Its advantages were not confined to the
opulent. The citizens in the middle and lower walks of life were equally partakers of them. Hence a degree of information was extended amongst all classes of people. The example was soon followed. Libraries were established in various places, and they are now become very numerous in the United States, and particularly in Pennslyvania. It is to be hoped that they will be still more widely extended, and that information will be every where increased. This will be the best security for maintaining our liberties. A nation of well-informed men, who have been taught to know and prize the rights which God has given them, cannot be enslaved. It is in the regions of ignorance that tyranny reigns. It flies before the light of science. Let the citizens of America, then, encourage institutions calculated to diffuse knowledge amongst the people; and amongst these public libraries are not the least important.

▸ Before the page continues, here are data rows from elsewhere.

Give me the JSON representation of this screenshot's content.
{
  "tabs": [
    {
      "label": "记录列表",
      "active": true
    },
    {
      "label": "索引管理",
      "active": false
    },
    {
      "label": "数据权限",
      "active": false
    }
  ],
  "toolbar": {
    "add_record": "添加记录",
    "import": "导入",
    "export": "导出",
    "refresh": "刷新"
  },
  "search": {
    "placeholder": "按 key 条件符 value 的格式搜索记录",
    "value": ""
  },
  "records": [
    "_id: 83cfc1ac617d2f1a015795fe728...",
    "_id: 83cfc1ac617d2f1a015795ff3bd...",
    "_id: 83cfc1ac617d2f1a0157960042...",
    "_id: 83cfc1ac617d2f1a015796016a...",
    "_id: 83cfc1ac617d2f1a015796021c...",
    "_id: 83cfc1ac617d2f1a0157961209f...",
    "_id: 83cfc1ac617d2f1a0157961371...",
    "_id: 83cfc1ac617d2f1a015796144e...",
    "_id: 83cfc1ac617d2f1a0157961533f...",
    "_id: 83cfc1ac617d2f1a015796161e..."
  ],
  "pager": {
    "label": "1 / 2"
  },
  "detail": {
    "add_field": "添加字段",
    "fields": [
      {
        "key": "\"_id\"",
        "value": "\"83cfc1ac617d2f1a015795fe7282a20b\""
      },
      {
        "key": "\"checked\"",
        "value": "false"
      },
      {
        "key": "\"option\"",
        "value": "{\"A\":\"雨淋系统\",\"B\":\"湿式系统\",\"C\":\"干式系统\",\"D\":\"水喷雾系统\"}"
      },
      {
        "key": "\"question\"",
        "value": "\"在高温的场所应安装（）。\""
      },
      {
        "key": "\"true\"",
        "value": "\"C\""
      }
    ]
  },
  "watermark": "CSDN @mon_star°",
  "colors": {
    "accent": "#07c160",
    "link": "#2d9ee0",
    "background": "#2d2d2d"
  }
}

In 1732, Franklin began to publish Poor Richard's Almanac. This was reinarkable for the numerous and valuable concise maxims which it contained, all tending to exhort to industry and frugality. It was continued for many years. In the almanac for the last year, all the maxims were collected in an address to the reader, entitled, “The Way to Wealth.” This has been translated into various languages, and inserted in different publications. It has also been printed on a large sheet, and may be seen framed in many houses in this city. This address contains, perhaps, the best practical system of economy that ever has appeared. It is written in a manner intelligible to every one, and which cannot fail of convincing every reader of the justice and propriety of the remarks and advice which it contains. The demand for this almanac was so great that ten thousand have been sold in one year; which must be considered as a very large number, especially when we reflect, that this country was, at that time but thinly peopled It cannot be doubted that the salutary maxims contained in these almanacs must have made a favorable impression upon many of the readers of them.
It was not long before Franklin entered upon his political career. In the year 1736, he was appointed Clerk to the General Assembly of Pennsylvania; and was re-elected by succeeding assemblies for several years, until he was chosen a representative for the City of Philadelphia.

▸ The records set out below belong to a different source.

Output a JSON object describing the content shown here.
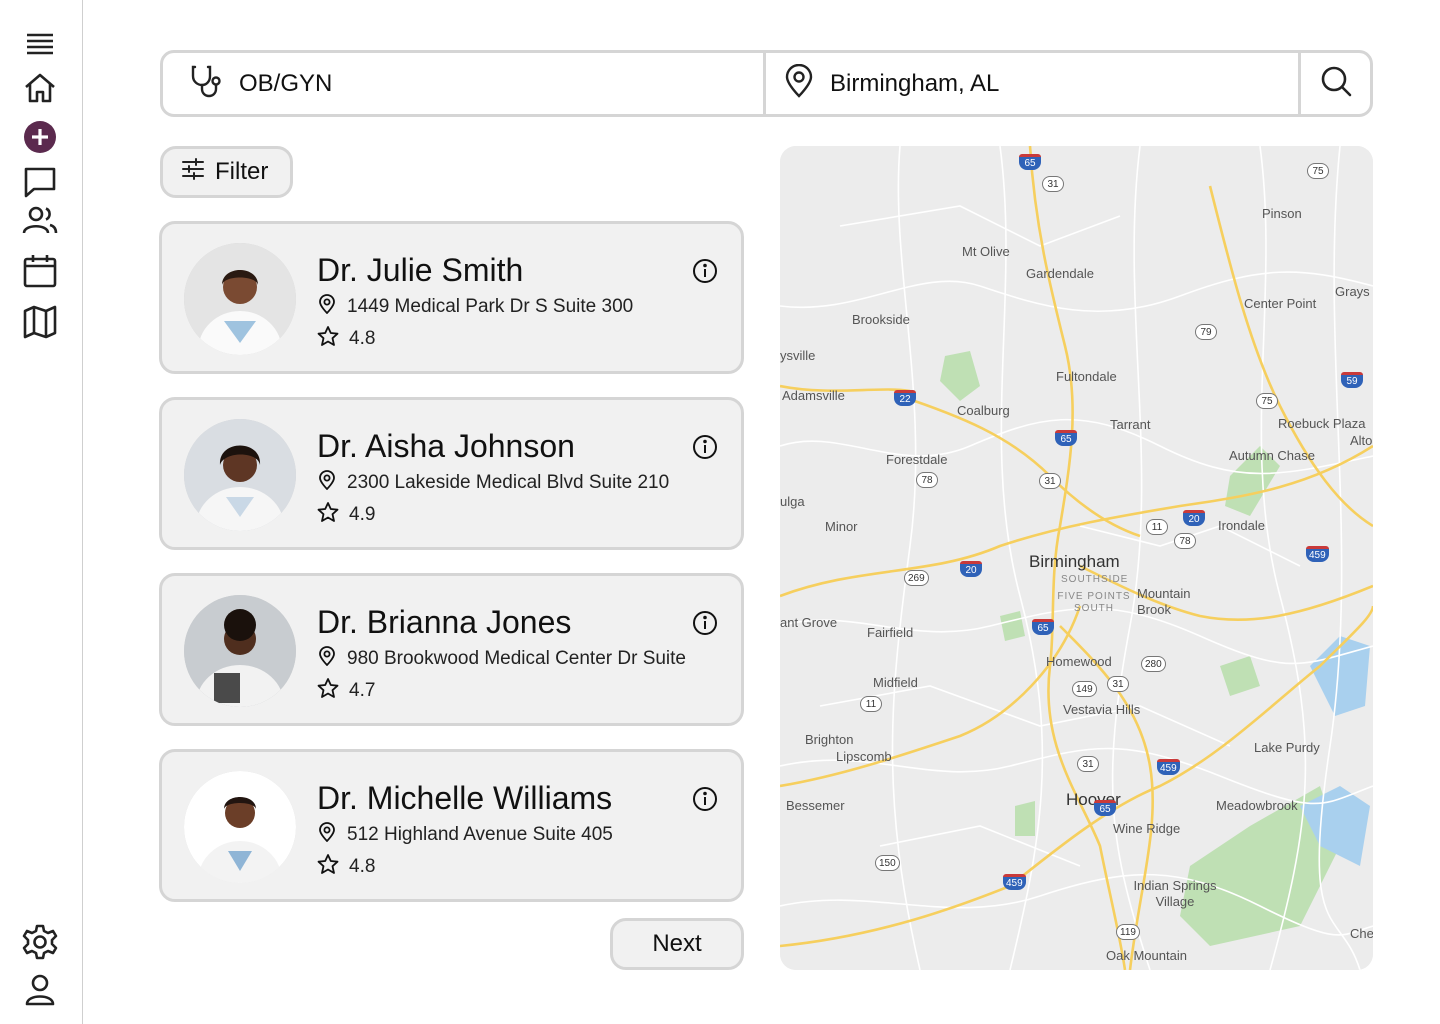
{
  "sidebar": {
    "top_icons": [
      "menu-icon",
      "home-icon",
      "add-icon",
      "chat-icon",
      "users-icon",
      "calendar-icon",
      "map-icon"
    ],
    "bottom_icons": [
      "settings-icon",
      "profile-icon"
    ],
    "accent_color": "#5b2a4e"
  },
  "search": {
    "specialty_value": "OB/GYN",
    "location_value": "Birmingham, AL"
  },
  "filter": {
    "label": "Filter"
  },
  "doctors": [
    {
      "name": "Dr. Julie Smith",
      "address": "1449 Medical Park Dr S Suite 300",
      "rating": "4.8"
    },
    {
      "name": "Dr. Aisha Johnson",
      "address": "2300 Lakeside Medical Blvd Suite 210",
      "rating": "4.9"
    },
    {
      "name": "Dr. Brianna Jones",
      "address": "980 Brookwood Medical Center Dr Suite",
      "rating": "4.7"
    },
    {
      "name": "Dr. Michelle Williams",
      "address": "512 Highland Avenue Suite 405",
      "rating": "4.8"
    }
  ],
  "pagination": {
    "next_label": "Next"
  },
  "map": {
    "labels": [
      "Mt Olive",
      "Gardendale",
      "Pinson",
      "Center Point",
      "Grays Valle",
      "Brookside",
      "Fultondale",
      "ysville",
      "Adamsville",
      "Coalburg",
      "Tarrant",
      "Roebuck Plaza",
      "Alto",
      "Forestdale",
      "Autumn Chase",
      "ulga",
      "Minor",
      "Irondale",
      "Birmingham",
      "SOUTHSIDE",
      "FIVE POINTS SOUTH",
      "Mountain Brook",
      "ant Grove",
      "Fairfield",
      "Homewood",
      "Midfield",
      "Vestavia Hills",
      "Brighton",
      "Lipscomb",
      "Lake Purdy",
      "Bessemer",
      "Hoover",
      "Meadowbrook",
      "Wine Ridge",
      "Indian Springs Village",
      "Oak Mountain",
      "Che"
    ],
    "shields": [
      "65",
      "31",
      "75",
      "79",
      "22",
      "59",
      "75",
      "65",
      "31",
      "78",
      "11",
      "20",
      "78",
      "459",
      "20",
      "269",
      "65",
      "280",
      "149",
      "31",
      "11",
      "31",
      "459",
      "65",
      "150",
      "459",
      "119"
    ]
  }
}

Bradford was possessed of some advantages over Franklin, by being Post-master, thereby having an opportunity of circulating bis paper more extensively, and thus rendering it a better vehicle for advertisements, &c. Franklin, in his turn, enjoyed these advantages, by being appointed Post-master of Philadelphia in 1737. Bradford, while in office, had acted ungenerously towards Franklin, preventing as much as possible the circulation of his paper. He had now an opportunity of retaliating; but his nobleness of soul prevented him from making use of it.

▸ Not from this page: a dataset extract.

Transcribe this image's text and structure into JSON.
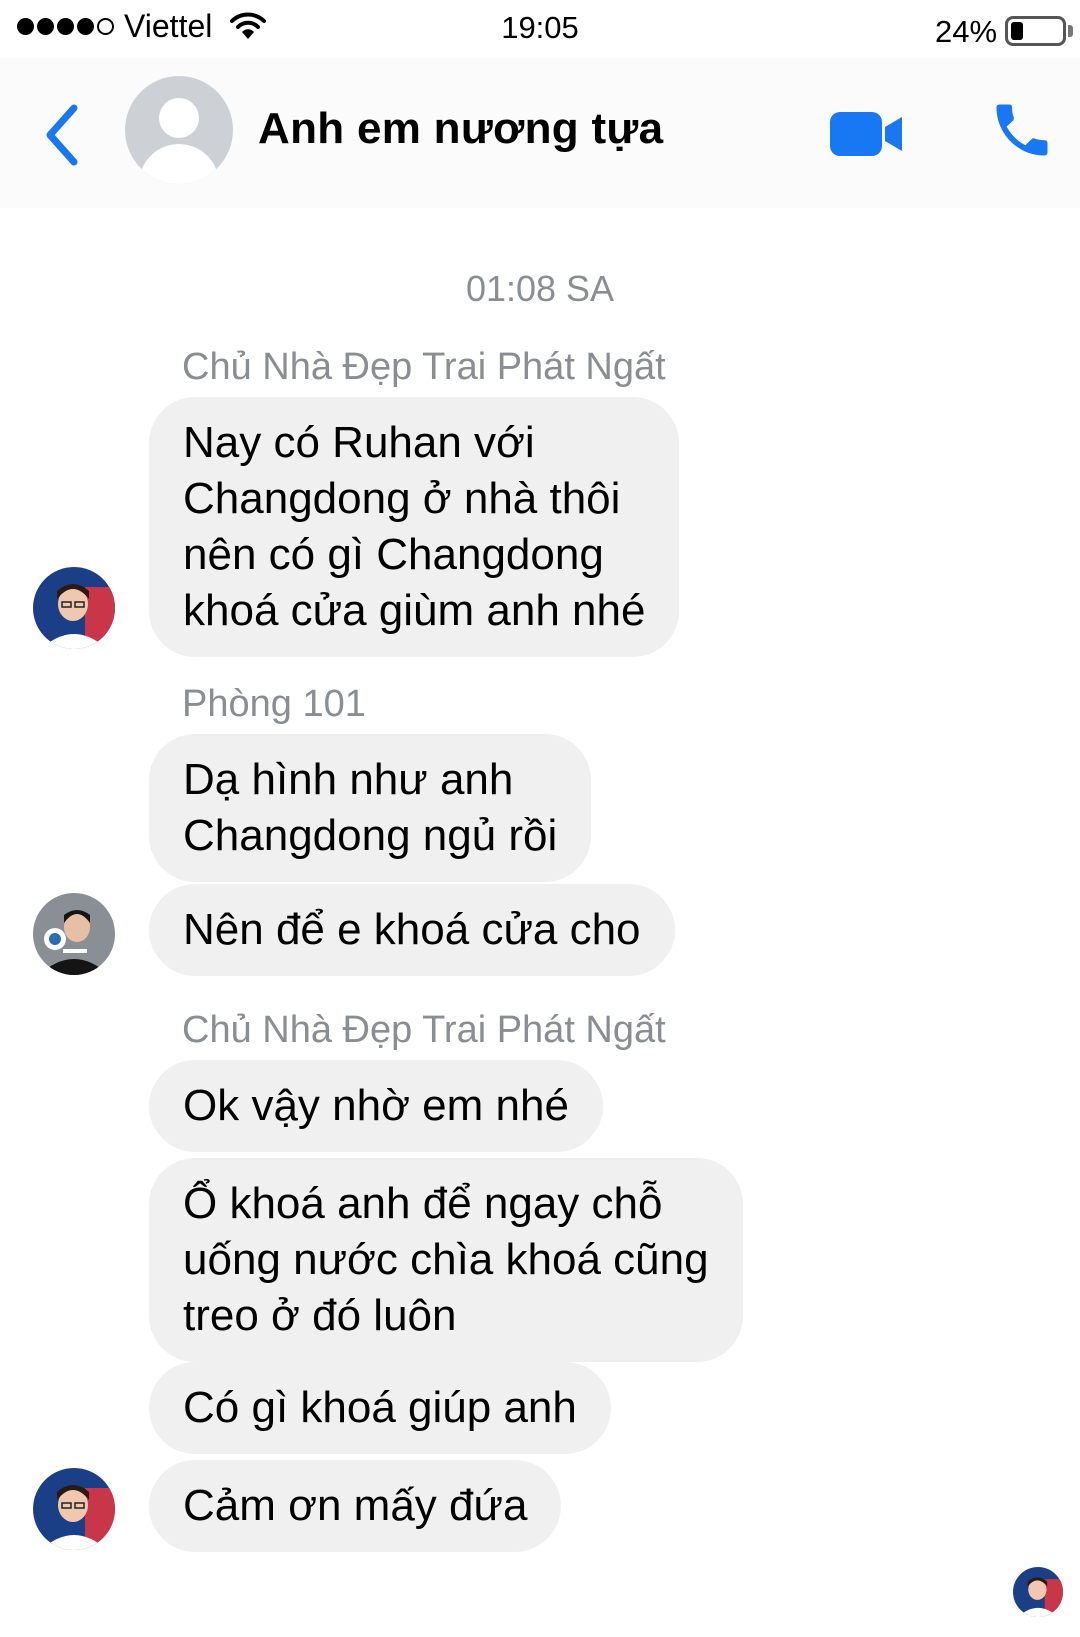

The police of Philadelphia had early appointed watchmen, whose duty it was to guard the citizens against the midnight robber, and to give an immediate alarm in case of fire. This duty is, perhaps, one of the most important that can be committed to any set of men. The regulations, however, were not sufficiently strict. Franklin saw the dangers arising from this cause, and sug. gested an alteration, so as to oblige the guar dians of the night to be more watchful over the lives and property of the citizens. The proprie